__RECORDS TO PROCESS__
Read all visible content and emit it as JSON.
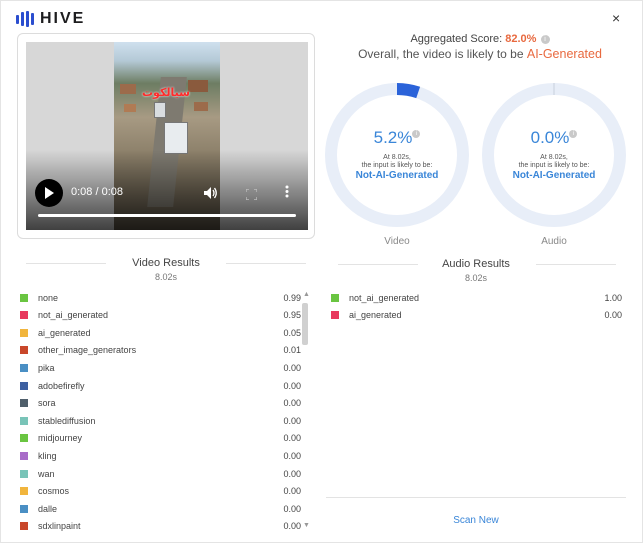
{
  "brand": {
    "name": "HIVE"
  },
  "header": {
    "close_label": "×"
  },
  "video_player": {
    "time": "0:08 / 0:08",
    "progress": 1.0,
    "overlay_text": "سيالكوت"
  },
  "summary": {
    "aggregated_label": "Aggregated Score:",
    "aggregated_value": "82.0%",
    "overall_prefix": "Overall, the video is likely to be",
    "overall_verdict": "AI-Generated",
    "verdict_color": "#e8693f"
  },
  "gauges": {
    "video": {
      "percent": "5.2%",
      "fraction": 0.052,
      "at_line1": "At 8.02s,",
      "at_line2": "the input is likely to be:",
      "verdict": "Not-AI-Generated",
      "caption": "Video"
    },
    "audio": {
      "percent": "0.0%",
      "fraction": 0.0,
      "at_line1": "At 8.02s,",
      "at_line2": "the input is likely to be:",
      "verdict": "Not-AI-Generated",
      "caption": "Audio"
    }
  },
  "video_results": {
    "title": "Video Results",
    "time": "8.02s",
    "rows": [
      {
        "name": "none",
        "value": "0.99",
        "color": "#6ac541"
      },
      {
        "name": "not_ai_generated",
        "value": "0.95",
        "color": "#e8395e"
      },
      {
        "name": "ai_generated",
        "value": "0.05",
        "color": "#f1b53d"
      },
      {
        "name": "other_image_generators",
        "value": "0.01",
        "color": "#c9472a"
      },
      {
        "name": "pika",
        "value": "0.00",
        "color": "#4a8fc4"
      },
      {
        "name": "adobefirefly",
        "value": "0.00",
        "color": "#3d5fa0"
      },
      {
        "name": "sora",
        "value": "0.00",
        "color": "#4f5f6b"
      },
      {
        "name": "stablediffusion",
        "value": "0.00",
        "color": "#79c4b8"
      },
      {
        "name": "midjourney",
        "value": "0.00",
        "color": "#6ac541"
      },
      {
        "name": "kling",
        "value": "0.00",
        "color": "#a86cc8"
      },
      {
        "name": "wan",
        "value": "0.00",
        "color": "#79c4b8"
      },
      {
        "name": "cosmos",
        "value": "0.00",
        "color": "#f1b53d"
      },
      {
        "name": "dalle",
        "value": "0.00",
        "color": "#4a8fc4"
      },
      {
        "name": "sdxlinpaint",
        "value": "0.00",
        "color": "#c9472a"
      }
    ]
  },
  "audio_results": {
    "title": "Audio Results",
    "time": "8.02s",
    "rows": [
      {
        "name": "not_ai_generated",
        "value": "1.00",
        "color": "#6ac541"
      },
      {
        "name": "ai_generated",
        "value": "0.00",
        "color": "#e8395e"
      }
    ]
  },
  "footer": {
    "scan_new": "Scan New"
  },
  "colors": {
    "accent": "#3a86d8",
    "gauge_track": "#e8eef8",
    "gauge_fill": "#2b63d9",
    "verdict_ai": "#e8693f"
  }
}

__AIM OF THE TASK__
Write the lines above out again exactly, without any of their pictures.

__REPLY__
Read all visible content and emit it as JSON.
{
  "brand": {
    "name": "HIVE"
  },
  "header": {
    "close_label": "×"
  },
  "video_player": {
    "time": "0:08 / 0:08",
    "progress": 1.0,
    "overlay_text": "سيالكوت"
  },
  "summary": {
    "aggregated_label": "Aggregated Score:",
    "aggregated_value": "82.0%",
    "overall_prefix": "Overall, the video is likely to be",
    "overall_verdict": "AI-Generated",
    "verdict_color": "#e8693f"
  },
  "gauges": {
    "video": {
      "percent": "5.2%",
      "fraction": 0.052,
      "at_line1": "At 8.02s,",
      "at_line2": "the input is likely to be:",
      "verdict": "Not-AI-Generated",
      "caption": "Video"
    },
    "audio": {
      "percent": "0.0%",
      "fraction": 0.0,
      "at_line1": "At 8.02s,",
      "at_line2": "the input is likely to be:",
      "verdict": "Not-AI-Generated",
      "caption": "Audio"
    }
  },
  "video_results": {
    "title": "Video Results",
    "time": "8.02s",
    "rows": [
      {
        "name": "none",
        "value": "0.99",
        "color": "#6ac541"
      },
      {
        "name": "not_ai_generated",
        "value": "0.95",
        "color": "#e8395e"
      },
      {
        "name": "ai_generated",
        "value": "0.05",
        "color": "#f1b53d"
      },
      {
        "name": "other_image_generators",
        "value": "0.01",
        "color": "#c9472a"
      },
      {
        "name": "pika",
        "value": "0.00",
        "color": "#4a8fc4"
      },
      {
        "name": "adobefirefly",
        "value": "0.00",
        "color": "#3d5fa0"
      },
      {
        "name": "sora",
        "value": "0.00",
        "color": "#4f5f6b"
      },
      {
        "name": "stablediffusion",
        "value": "0.00",
        "color": "#79c4b8"
      },
      {
        "name": "midjourney",
        "value": "0.00",
        "color": "#6ac541"
      },
      {
        "name": "kling",
        "value": "0.00",
        "color": "#a86cc8"
      },
      {
        "name": "wan",
        "value": "0.00",
        "color": "#79c4b8"
      },
      {
        "name": "cosmos",
        "value": "0.00",
        "color": "#f1b53d"
      },
      {
        "name": "dalle",
        "value": "0.00",
        "color": "#4a8fc4"
      },
      {
        "name": "sdxlinpaint",
        "value": "0.00",
        "color": "#c9472a"
      }
    ]
  },
  "audio_results": {
    "title": "Audio Results",
    "time": "8.02s",
    "rows": [
      {
        "name": "not_ai_generated",
        "value": "1.00",
        "color": "#6ac541"
      },
      {
        "name": "ai_generated",
        "value": "0.00",
        "color": "#e8395e"
      }
    ]
  },
  "footer": {
    "scan_new": "Scan New"
  },
  "colors": {
    "accent": "#3a86d8",
    "gauge_track": "#e8eef8",
    "gauge_fill": "#2b63d9",
    "verdict_ai": "#e8693f"
  }
}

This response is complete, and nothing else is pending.